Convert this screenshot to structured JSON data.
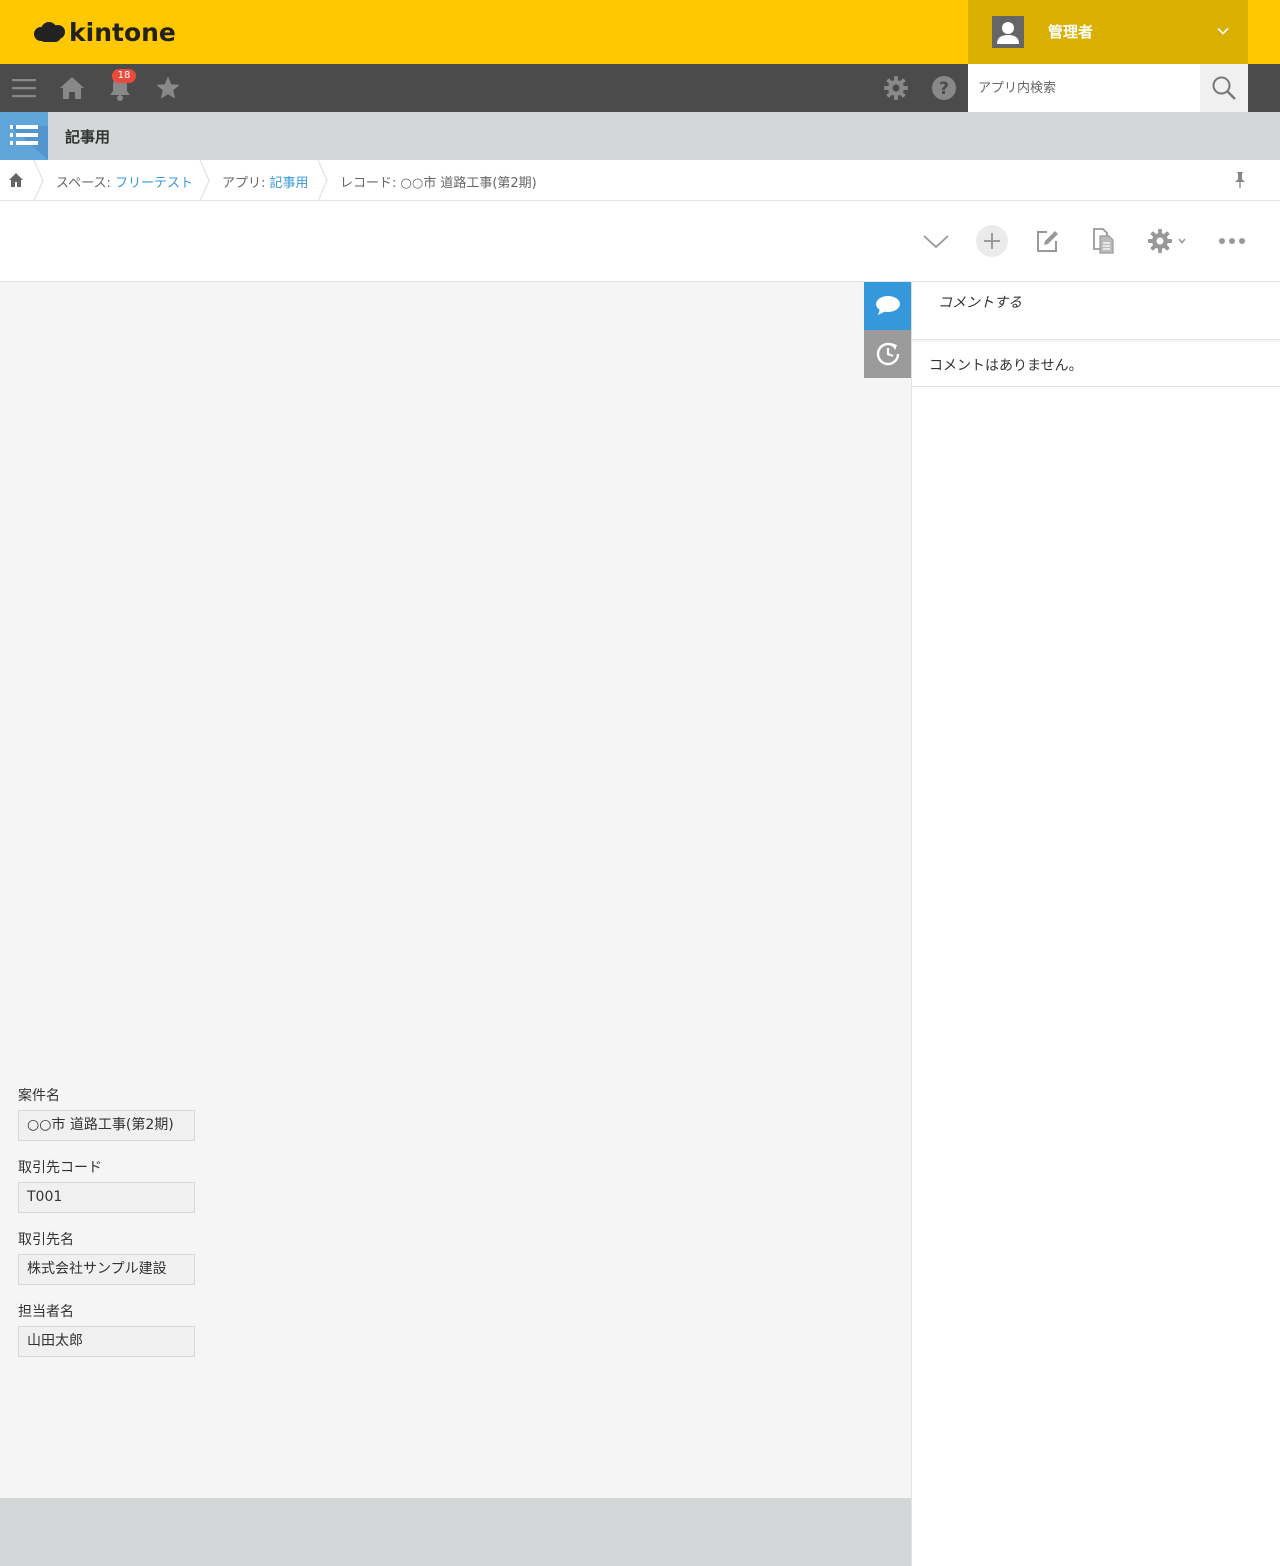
{
  "header": {
    "logo_text": "kintone",
    "user_name": "管理者"
  },
  "nav": {
    "notification_count": "18",
    "search_placeholder": "アプリ内検索"
  },
  "app": {
    "title": "記事用"
  },
  "breadcrumb": {
    "space_prefix": "スペース: ",
    "space_name": "フリーテスト",
    "app_prefix": "アプリ: ",
    "app_name": "記事用",
    "record_label": "レコード: ○○市 道路工事(第2期)"
  },
  "record": {
    "fields": [
      {
        "label": "案件名",
        "value": "○○市 道路工事(第2期)"
      },
      {
        "label": "取引先コード",
        "value": "T001"
      },
      {
        "label": "取引先名",
        "value": "株式会社サンプル建設"
      },
      {
        "label": "担当者名",
        "value": "山田太郎"
      }
    ]
  },
  "comments": {
    "placeholder": "コメントする",
    "empty_text": "コメントはありません。"
  },
  "colors": {
    "header_yellow": "#ffc800",
    "nav_dark": "#4b4b4b",
    "link_blue": "#3498db",
    "badge_red": "#e74c3c"
  }
}
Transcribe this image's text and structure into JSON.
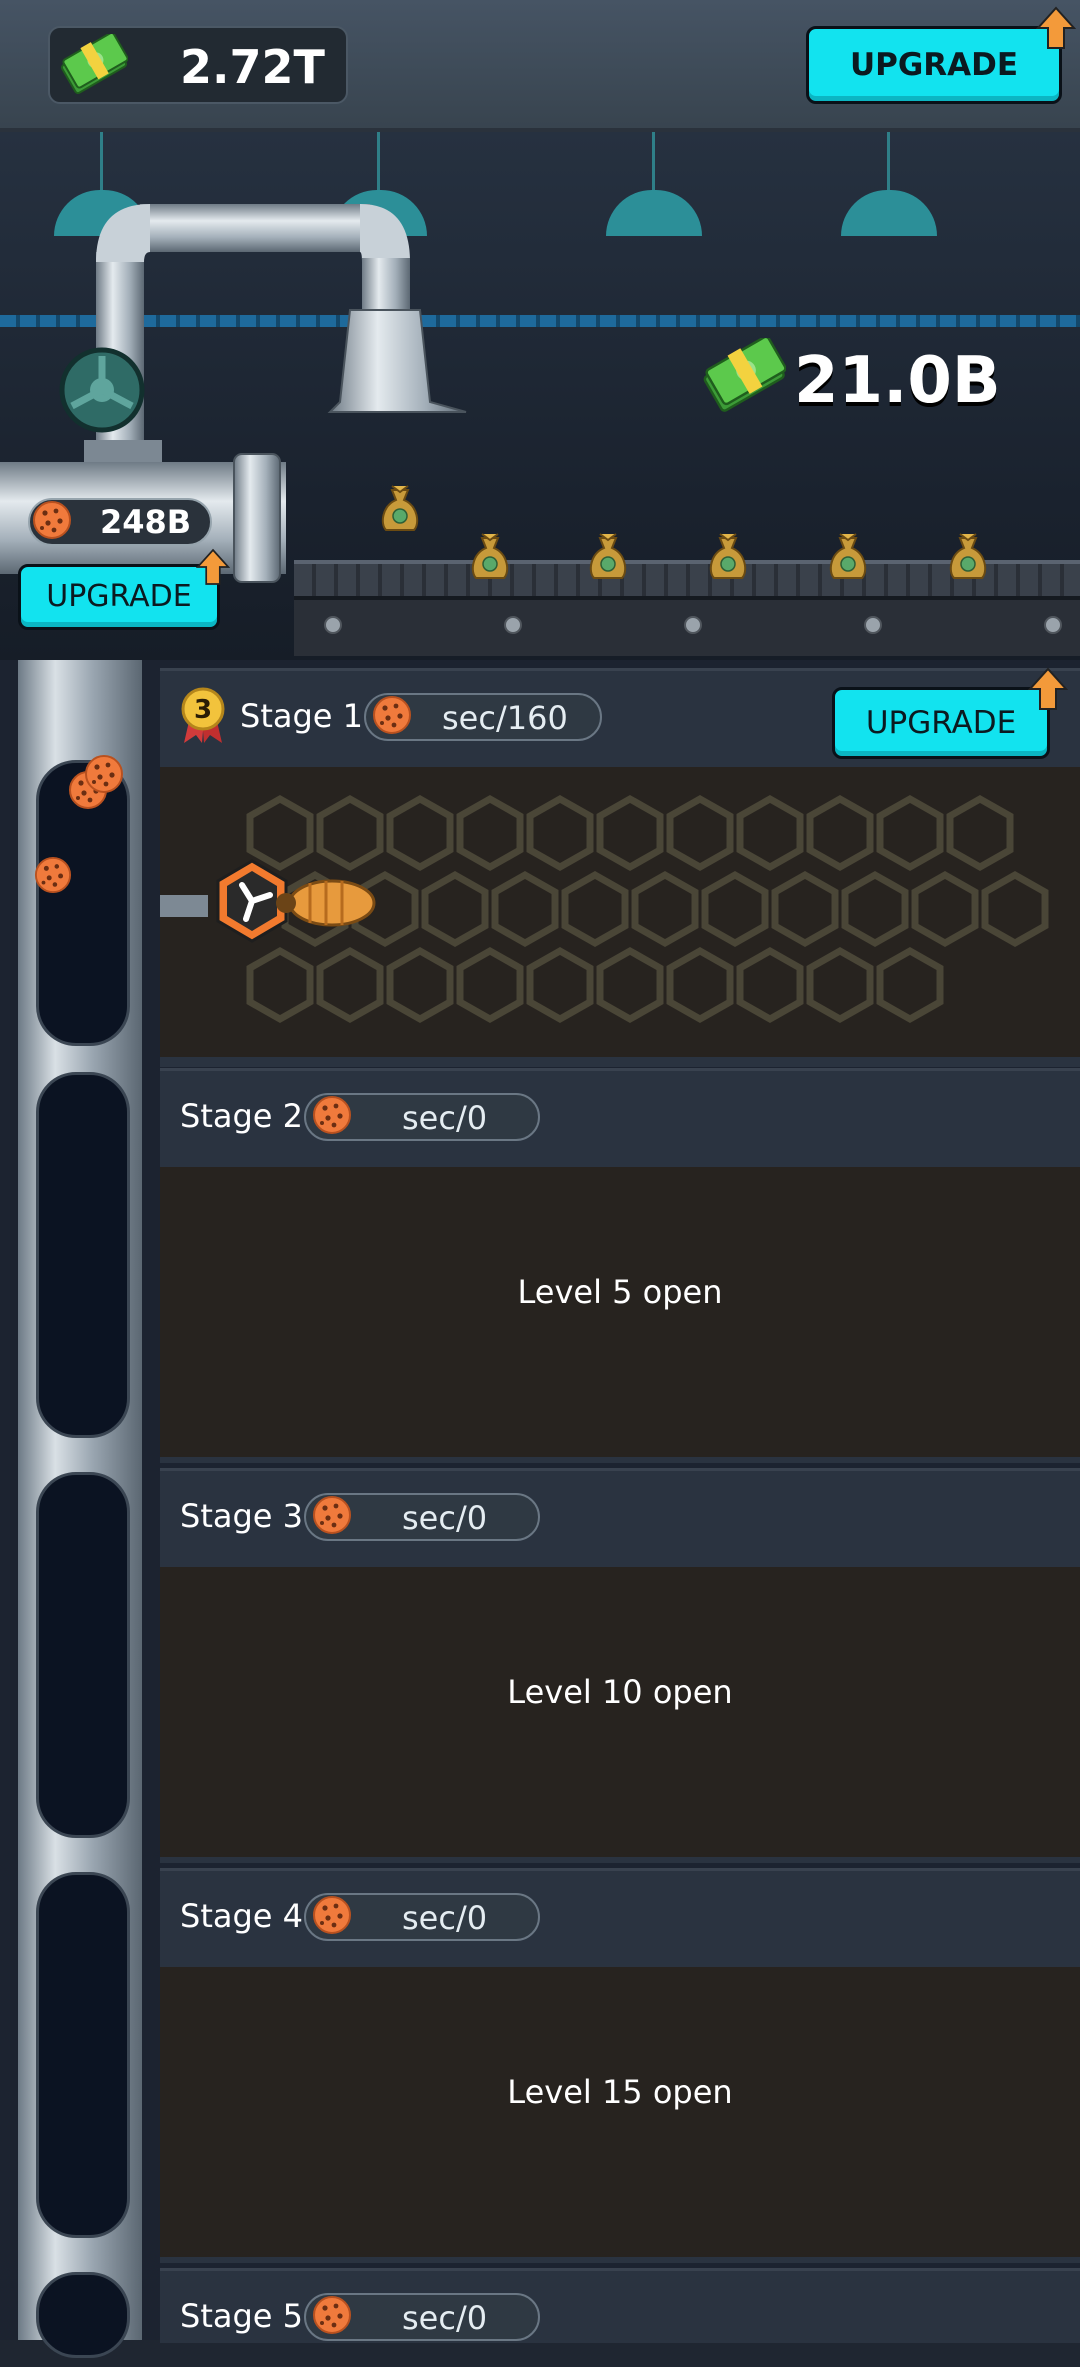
{
  "header": {
    "money": "2.72T",
    "upgrade_label": "UPGRADE"
  },
  "factory": {
    "income": "21.0B",
    "bulk_amount": "248B",
    "upgrade_label": "UPGRADE"
  },
  "stages": [
    {
      "title": "Stage 1",
      "rate": "sec/160",
      "level_badge": "3",
      "upgrade_label": "UPGRADE"
    },
    {
      "title": "Stage 2",
      "rate": "sec/0",
      "locked": "Level 5 open"
    },
    {
      "title": "Stage 3",
      "rate": "sec/0",
      "locked": "Level 10 open"
    },
    {
      "title": "Stage 4",
      "rate": "sec/0",
      "locked": "Level 15 open"
    },
    {
      "title": "Stage 5",
      "rate": "sec/0"
    }
  ],
  "colors": {
    "accent_button": "#12e3ef",
    "arrow": "#f39a3a",
    "cookie": "#f07a3c"
  },
  "icons": [
    "cash-icon",
    "upgrade-arrow-icon",
    "cookie-icon",
    "money-bag-icon",
    "valve-icon",
    "fan-icon",
    "beetle-icon",
    "level-medal-icon"
  ]
}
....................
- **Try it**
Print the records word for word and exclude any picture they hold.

- **Result of the task**
Convert this screenshot to structured JSON data.
{
  "header": {
    "logo_text": "kintone",
    "user_name": "管理者"
  },
  "nav": {
    "notification_count": "18",
    "search_placeholder": "アプリ内検索"
  },
  "app": {
    "title": "記事用"
  },
  "breadcrumb": {
    "space_prefix": "スペース: ",
    "space_name": "フリーテスト",
    "app_prefix": "アプリ: ",
    "app_name": "記事用",
    "record_label": "レコード: ○○市 道路工事(第2期)"
  },
  "record": {
    "fields": [
      {
        "label": "案件名",
        "value": "○○市 道路工事(第2期)"
      },
      {
        "label": "取引先コード",
        "value": "T001"
      },
      {
        "label": "取引先名",
        "value": "株式会社サンプル建設"
      },
      {
        "label": "担当者名",
        "value": "山田太郎"
      }
    ]
  },
  "comments": {
    "placeholder": "コメントする",
    "empty_text": "コメントはありません。"
  },
  "colors": {
    "header_yellow": "#ffc800",
    "nav_dark": "#4b4b4b",
    "link_blue": "#3498db",
    "badge_red": "#e74c3c"
  }
}
Transcribe this image's text and structure into JSON.
{
  "header": {
    "money": "2.72T",
    "upgrade_label": "UPGRADE"
  },
  "factory": {
    "income": "21.0B",
    "bulk_amount": "248B",
    "upgrade_label": "UPGRADE"
  },
  "stages": [
    {
      "title": "Stage 1",
      "rate": "sec/160",
      "level_badge": "3",
      "upgrade_label": "UPGRADE"
    },
    {
      "title": "Stage 2",
      "rate": "sec/0",
      "locked": "Level 5 open"
    },
    {
      "title": "Stage 3",
      "rate": "sec/0",
      "locked": "Level 10 open"
    },
    {
      "title": "Stage 4",
      "rate": "sec/0",
      "locked": "Level 15 open"
    },
    {
      "title": "Stage 5",
      "rate": "sec/0"
    }
  ],
  "colors": {
    "accent_button": "#12e3ef",
    "arrow": "#f39a3a",
    "cookie": "#f07a3c"
  },
  "icons": [
    "cash-icon",
    "upgrade-arrow-icon",
    "cookie-icon",
    "money-bag-icon",
    "valve-icon",
    "fan-icon",
    "beetle-icon",
    "level-medal-icon"
  ]
}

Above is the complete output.